• _YOUR TASK_: Keeping each word and mark in place, write out the full listing once more.
== Segment start ==
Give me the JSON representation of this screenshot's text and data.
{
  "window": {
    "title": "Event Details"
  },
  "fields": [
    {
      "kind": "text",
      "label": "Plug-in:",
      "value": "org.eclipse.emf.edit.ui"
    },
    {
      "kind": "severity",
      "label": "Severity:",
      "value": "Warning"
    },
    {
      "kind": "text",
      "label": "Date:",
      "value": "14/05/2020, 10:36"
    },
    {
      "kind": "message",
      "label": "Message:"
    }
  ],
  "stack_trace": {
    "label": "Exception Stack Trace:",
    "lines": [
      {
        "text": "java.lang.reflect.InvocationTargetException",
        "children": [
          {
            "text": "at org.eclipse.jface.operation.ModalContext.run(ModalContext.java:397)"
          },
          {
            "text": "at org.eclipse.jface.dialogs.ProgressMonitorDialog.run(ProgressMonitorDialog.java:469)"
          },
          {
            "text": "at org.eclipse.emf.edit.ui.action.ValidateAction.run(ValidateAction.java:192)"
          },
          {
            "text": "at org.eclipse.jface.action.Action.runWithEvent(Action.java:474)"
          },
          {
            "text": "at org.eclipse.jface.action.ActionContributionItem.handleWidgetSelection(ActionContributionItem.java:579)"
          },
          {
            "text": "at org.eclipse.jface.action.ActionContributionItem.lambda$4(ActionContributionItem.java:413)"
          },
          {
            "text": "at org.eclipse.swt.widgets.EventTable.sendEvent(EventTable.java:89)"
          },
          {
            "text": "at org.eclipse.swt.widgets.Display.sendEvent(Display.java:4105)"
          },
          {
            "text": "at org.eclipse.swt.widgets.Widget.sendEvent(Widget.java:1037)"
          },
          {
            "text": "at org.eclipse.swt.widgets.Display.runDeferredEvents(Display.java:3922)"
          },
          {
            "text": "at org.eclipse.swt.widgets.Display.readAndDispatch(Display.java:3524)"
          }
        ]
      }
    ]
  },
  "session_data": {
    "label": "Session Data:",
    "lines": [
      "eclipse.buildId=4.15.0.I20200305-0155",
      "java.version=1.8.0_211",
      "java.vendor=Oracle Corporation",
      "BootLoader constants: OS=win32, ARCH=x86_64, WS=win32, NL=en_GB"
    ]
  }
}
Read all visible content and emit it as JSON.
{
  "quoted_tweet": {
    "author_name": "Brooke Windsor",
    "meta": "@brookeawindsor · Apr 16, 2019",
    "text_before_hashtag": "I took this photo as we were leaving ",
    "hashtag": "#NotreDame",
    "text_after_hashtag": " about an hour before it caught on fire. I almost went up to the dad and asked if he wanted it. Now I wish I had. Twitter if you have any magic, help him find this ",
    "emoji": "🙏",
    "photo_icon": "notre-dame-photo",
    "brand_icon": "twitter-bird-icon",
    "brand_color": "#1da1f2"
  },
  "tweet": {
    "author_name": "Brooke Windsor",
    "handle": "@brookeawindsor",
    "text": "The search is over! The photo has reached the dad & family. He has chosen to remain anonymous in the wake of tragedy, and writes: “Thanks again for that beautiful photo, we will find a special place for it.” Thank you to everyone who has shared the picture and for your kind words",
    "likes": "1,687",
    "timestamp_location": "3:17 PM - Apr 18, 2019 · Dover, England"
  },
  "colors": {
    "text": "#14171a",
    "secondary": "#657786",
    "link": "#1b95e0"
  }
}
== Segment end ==
• _RESULT_:
Give me the JSON representation of this screenshot's text and data.
{
  "window": {
    "title": "Event Details"
  },
  "fields": [
    {
      "kind": "text",
      "label": "Plug-in:",
      "value": "org.eclipse.emf.edit.ui"
    },
    {
      "kind": "severity",
      "label": "Severity:",
      "value": "Warning"
    },
    {
      "kind": "text",
      "label": "Date:",
      "value": "14/05/2020, 10:36"
    },
    {
      "kind": "message",
      "label": "Message:"
    }
  ],
  "stack_trace": {
    "label": "Exception Stack Trace:",
    "lines": [
      {
        "text": "java.lang.reflect.InvocationTargetException",
        "children": [
          {
            "text": "at org.eclipse.jface.operation.ModalContext.run(ModalContext.java:397)"
          },
          {
            "text": "at org.eclipse.jface.dialogs.ProgressMonitorDialog.run(ProgressMonitorDialog.java:469)"
          },
          {
            "text": "at org.eclipse.emf.edit.ui.action.ValidateAction.run(ValidateAction.java:192)"
          },
          {
            "text": "at org.eclipse.jface.action.Action.runWithEvent(Action.java:474)"
          },
          {
            "text": "at org.eclipse.jface.action.ActionContributionItem.handleWidgetSelection(ActionContributionItem.java:579)"
          },
          {
            "text": "at org.eclipse.jface.action.ActionContributionItem.lambda$4(ActionContributionItem.java:413)"
          },
          {
            "text": "at org.eclipse.swt.widgets.EventTable.sendEvent(EventTable.java:89)"
          },
          {
            "text": "at org.eclipse.swt.widgets.Display.sendEvent(Display.java:4105)"
          },
          {
            "text": "at org.eclipse.swt.widgets.Widget.sendEvent(Widget.java:1037)"
          },
          {
            "text": "at org.eclipse.swt.widgets.Display.runDeferredEvents(Display.java:3922)"
          },
          {
            "text": "at org.eclipse.swt.widgets.Display.readAndDispatch(Display.java:3524)"
          }
        ]
      }
    ]
  },
  "session_data": {
    "label": "Session Data:",
    "lines": [
      "eclipse.buildId=4.15.0.I20200305-0155",
      "java.version=1.8.0_211",
      "java.vendor=Oracle Corporation",
      "BootLoader constants: OS=win32, ARCH=x86_64, WS=win32, NL=en_GB"
    ]
  }
}
Read all visible content and emit it as JSON.
{
  "quoted_tweet": {
    "author_name": "Brooke Windsor",
    "meta": "@brookeawindsor · Apr 16, 2019",
    "text_before_hashtag": "I took this photo as we were leaving ",
    "hashtag": "#NotreDame",
    "text_after_hashtag": " about an hour before it caught on fire. I almost went up to the dad and asked if he wanted it. Now I wish I had. Twitter if you have any magic, help him find this ",
    "emoji": "🙏",
    "photo_icon": "notre-dame-photo",
    "brand_icon": "twitter-bird-icon",
    "brand_color": "#1da1f2"
  },
  "tweet": {
    "author_name": "Brooke Windsor",
    "handle": "@brookeawindsor",
    "text": "The search is over! The photo has reached the dad & family. He has chosen to remain anonymous in the wake of tragedy, and writes: “Thanks again for that beautiful photo, we will find a special place for it.” Thank you to everyone who has shared the picture and for your kind words",
    "likes": "1,687",
    "timestamp_location": "3:17 PM - Apr 18, 2019 · Dover, England"
  },
  "colors": {
    "text": "#14171a",
    "secondary": "#657786",
    "link": "#1b95e0"
  }
}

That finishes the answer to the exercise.